WHAT IS NEEDED:
Could you find every line in the entries below that holds the word "icon" and copy it?

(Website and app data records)
__________

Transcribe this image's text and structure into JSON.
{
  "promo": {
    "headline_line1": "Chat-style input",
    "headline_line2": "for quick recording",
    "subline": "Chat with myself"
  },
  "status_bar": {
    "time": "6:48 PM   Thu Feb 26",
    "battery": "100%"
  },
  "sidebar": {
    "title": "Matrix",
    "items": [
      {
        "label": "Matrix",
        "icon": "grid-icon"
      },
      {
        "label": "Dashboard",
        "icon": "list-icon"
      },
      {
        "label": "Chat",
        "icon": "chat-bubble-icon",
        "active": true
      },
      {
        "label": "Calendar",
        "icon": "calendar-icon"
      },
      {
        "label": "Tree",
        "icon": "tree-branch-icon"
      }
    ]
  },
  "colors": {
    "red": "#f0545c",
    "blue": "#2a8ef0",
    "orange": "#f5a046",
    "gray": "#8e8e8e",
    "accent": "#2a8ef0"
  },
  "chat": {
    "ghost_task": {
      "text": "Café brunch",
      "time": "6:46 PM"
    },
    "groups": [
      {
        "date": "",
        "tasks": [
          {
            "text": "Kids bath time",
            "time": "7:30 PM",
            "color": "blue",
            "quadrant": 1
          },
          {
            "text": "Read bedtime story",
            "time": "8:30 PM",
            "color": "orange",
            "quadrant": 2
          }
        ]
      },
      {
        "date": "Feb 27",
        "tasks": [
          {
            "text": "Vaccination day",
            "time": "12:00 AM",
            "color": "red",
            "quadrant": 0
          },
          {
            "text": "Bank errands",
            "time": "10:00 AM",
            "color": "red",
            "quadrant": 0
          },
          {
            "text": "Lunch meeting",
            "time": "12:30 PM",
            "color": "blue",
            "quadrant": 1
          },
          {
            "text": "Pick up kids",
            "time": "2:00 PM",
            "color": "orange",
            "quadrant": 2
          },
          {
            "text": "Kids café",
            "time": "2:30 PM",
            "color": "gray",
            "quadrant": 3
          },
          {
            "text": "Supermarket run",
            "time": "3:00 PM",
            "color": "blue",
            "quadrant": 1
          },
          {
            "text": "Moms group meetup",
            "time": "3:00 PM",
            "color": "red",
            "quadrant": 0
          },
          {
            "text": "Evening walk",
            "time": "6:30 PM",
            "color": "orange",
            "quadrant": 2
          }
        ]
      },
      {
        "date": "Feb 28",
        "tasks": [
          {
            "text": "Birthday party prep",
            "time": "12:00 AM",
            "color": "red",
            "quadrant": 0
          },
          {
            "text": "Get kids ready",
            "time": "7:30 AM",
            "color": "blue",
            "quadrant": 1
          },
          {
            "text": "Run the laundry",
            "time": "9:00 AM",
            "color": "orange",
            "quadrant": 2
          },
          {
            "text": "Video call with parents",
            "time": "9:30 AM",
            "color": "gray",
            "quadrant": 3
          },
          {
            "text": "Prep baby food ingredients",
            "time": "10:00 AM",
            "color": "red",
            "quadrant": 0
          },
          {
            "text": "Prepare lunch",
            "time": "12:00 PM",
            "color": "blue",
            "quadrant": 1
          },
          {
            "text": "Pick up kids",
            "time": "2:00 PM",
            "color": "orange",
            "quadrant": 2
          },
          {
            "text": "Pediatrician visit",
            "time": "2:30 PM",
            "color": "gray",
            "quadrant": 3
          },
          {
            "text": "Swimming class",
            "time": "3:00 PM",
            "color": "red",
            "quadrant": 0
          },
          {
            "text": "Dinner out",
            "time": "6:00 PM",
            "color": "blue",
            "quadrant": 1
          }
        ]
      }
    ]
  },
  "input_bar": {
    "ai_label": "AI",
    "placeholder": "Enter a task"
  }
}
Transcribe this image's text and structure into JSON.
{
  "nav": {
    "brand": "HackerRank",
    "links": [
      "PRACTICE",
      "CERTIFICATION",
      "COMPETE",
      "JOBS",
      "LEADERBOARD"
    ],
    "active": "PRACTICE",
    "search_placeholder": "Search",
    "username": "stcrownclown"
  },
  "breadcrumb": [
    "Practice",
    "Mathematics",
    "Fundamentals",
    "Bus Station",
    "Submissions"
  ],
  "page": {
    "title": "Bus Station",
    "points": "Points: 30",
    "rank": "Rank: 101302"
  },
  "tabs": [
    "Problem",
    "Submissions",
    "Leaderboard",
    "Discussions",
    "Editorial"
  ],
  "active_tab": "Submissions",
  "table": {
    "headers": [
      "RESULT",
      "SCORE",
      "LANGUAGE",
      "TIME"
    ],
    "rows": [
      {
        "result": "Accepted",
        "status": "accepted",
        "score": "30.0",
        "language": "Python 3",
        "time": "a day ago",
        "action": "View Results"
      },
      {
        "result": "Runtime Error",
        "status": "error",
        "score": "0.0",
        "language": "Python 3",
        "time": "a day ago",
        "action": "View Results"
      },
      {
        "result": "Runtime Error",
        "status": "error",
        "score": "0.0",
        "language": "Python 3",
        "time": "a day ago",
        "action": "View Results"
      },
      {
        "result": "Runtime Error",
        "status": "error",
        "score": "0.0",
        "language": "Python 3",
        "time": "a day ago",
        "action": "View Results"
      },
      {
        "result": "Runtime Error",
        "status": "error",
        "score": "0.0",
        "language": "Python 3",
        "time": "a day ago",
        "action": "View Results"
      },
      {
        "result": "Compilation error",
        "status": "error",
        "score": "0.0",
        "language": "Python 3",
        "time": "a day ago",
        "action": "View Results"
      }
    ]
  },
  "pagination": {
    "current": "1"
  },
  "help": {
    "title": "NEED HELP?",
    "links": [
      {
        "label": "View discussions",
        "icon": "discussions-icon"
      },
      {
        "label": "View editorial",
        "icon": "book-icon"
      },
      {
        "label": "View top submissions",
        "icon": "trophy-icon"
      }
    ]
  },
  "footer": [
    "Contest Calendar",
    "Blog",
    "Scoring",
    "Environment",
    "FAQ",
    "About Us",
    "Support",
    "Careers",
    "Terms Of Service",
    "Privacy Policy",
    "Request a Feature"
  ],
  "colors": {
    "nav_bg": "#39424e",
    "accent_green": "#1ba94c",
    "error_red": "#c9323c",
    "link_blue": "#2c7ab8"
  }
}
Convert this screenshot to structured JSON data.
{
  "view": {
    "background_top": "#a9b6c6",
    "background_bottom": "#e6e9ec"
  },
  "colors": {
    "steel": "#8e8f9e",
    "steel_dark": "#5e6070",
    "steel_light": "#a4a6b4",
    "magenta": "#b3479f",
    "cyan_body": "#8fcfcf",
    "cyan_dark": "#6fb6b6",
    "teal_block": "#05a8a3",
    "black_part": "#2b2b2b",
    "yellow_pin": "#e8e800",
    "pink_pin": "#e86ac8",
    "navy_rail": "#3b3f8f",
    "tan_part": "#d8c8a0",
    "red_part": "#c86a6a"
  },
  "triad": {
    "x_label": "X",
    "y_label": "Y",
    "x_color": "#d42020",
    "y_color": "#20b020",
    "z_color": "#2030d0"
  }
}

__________

FINAL ANSWER:
        "icon": "grid-icon"
        "icon": "list-icon"
        "icon": "chat-bubble-icon",
        "icon": "calendar-icon"
        "icon": "tree-branch-icon"
        "icon": "discussions-icon"
        "icon": "book-icon"
        "icon": "trophy-icon"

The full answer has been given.